The Supreme Court has just ruled in a case concerning a former employer's disclosure of information to a potential new employer about the suspected alcohol abuse of a former employee.


The case concerned a female employee who had been dismissed from H Municipality due to excessive sickness absence. The employee applied for a position with S Municipality, and during the interview, she consented to information being obtained from H Municipality. S Municipality contacted H Municipality, and an employee with H Municipality stated that in addition to the sickness absence causing the dismissal, there was also suspicion of alcohol abuse. The reason for this suspicion was, partly, that the employee's office often smelled of alcohol and that a number of bottles had been found in the public bathroom. The employee's superior confronted her with the suspicion, but she denied having an alcohol problem. After having obtained this information, S Municipality decided not to hire the employee.

The case has been heard by all three instances.

The City Court's findings

The City Court found that the municipalities had committed no errors as regards the current rules of administrative law, as the employee had consented to the municipalities' exchange of information, and as the information communicated by H Municipality was factual and correct. The Court found in favour of both municipalities.

The High Court's findings

The Eastern High Court found that a suspected alcohol problem is considered health data covered by the Danish Health Data Act. Both municipalities were ordered to pay compensation of DKK 25,000 - H Municipality for having disclosed the information, and S Municipality for having obtained the information from the former employer.

The Supreme Court's findings

The Supreme Court found that information on abuse of stimulants is not covered by the Health Data Act, but rather by the concept of "health data" under section 7 of the Danish Personal Data Act, and that by giving her consent to the obtaining of information from her former employer, the employee did not consent to the obtaining of such sensitive data. H Municipality was therefore ordered to pay compensation of DKK 25,000 under the provision of the Danish Liability in Damages Act on injury to an employee's feelings and reputation.

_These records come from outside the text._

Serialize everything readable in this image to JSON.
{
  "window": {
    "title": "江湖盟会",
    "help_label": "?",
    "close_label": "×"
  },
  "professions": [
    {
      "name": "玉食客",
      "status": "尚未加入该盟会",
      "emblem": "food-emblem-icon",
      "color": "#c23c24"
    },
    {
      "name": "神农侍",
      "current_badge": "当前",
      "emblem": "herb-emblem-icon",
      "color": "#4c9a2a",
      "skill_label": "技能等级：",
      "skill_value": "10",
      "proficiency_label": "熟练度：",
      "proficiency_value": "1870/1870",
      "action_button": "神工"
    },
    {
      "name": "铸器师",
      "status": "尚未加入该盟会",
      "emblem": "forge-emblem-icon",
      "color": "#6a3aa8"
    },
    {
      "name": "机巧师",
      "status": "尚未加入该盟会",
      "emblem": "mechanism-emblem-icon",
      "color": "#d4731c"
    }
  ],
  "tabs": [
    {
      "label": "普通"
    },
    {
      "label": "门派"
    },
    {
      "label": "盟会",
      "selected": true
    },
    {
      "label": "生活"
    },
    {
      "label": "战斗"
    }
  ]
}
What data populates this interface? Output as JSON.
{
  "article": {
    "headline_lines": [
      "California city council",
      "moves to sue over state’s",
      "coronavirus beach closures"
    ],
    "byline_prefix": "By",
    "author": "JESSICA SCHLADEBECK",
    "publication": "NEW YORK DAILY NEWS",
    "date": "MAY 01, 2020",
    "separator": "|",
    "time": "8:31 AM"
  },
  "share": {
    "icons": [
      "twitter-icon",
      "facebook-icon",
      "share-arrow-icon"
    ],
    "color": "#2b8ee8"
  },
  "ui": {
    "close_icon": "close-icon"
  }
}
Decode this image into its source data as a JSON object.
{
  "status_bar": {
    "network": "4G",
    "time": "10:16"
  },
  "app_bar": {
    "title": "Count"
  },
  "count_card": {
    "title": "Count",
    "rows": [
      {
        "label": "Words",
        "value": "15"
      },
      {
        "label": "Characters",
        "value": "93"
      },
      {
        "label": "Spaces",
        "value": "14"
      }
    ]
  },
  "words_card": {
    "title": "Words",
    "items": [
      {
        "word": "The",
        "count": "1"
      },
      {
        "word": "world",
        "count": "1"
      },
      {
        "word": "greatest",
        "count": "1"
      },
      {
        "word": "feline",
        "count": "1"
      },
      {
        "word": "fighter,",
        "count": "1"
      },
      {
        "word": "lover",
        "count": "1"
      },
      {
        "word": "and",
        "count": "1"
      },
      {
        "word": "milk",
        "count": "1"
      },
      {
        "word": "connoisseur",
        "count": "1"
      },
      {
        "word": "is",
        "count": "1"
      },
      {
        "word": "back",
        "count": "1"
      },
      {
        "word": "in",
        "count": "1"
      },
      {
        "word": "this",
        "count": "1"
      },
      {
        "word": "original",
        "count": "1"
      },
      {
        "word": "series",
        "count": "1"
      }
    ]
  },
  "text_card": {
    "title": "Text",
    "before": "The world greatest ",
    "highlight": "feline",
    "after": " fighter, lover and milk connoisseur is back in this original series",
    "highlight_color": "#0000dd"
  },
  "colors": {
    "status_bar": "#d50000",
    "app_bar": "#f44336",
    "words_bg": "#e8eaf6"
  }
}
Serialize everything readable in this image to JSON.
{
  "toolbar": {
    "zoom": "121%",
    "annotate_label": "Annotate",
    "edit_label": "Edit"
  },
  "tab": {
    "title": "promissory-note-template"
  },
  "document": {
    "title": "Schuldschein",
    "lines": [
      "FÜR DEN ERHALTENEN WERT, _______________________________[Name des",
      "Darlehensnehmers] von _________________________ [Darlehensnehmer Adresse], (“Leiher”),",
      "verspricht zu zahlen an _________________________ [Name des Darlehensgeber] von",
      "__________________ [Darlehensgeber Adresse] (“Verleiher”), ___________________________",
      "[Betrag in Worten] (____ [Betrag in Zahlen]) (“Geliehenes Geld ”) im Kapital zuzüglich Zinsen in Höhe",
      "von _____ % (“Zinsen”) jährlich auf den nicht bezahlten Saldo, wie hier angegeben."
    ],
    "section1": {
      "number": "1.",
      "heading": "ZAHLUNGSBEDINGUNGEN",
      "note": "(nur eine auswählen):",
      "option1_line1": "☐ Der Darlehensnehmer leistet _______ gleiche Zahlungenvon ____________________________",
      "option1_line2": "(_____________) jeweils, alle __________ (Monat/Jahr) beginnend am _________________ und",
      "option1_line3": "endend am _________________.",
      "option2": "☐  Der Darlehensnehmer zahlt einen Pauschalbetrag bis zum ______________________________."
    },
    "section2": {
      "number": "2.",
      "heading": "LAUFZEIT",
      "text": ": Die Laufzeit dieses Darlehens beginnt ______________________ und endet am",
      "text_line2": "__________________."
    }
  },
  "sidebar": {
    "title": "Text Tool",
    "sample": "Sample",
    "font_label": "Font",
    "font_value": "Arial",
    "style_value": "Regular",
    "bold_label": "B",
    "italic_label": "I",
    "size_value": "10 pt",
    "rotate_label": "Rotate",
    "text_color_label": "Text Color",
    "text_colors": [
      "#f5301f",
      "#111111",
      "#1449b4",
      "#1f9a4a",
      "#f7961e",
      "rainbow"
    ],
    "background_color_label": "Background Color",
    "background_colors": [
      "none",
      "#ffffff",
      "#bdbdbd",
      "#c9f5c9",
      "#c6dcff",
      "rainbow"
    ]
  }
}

As a public authority, S Municipality should have heard the employee about the new information obtained, but the Supreme Court dismissed the claim for compensation as the failure to hear the employee was not important to the decision not to employ her.


The Supreme Court ruling illustrates that employers must pay special attention to the kind of information disclosed and obtained concerning former and potential employees – even where the applicant has consented to the obtaining of information.

In addition, the ruling once again establishes that both parties must be heard, but also that failure to hear a party is not penalised if such failure was not significant to the decision.

The three instances' different findings illustrate the legal complexity of the subject. At our morning meeting on Thursday 16 June, we will elaborate on this subject based on the above case.

The content of this Newsletter is not, and should not replace, legal advice.


Erik Wendelboe Christiansen


Marianne Lage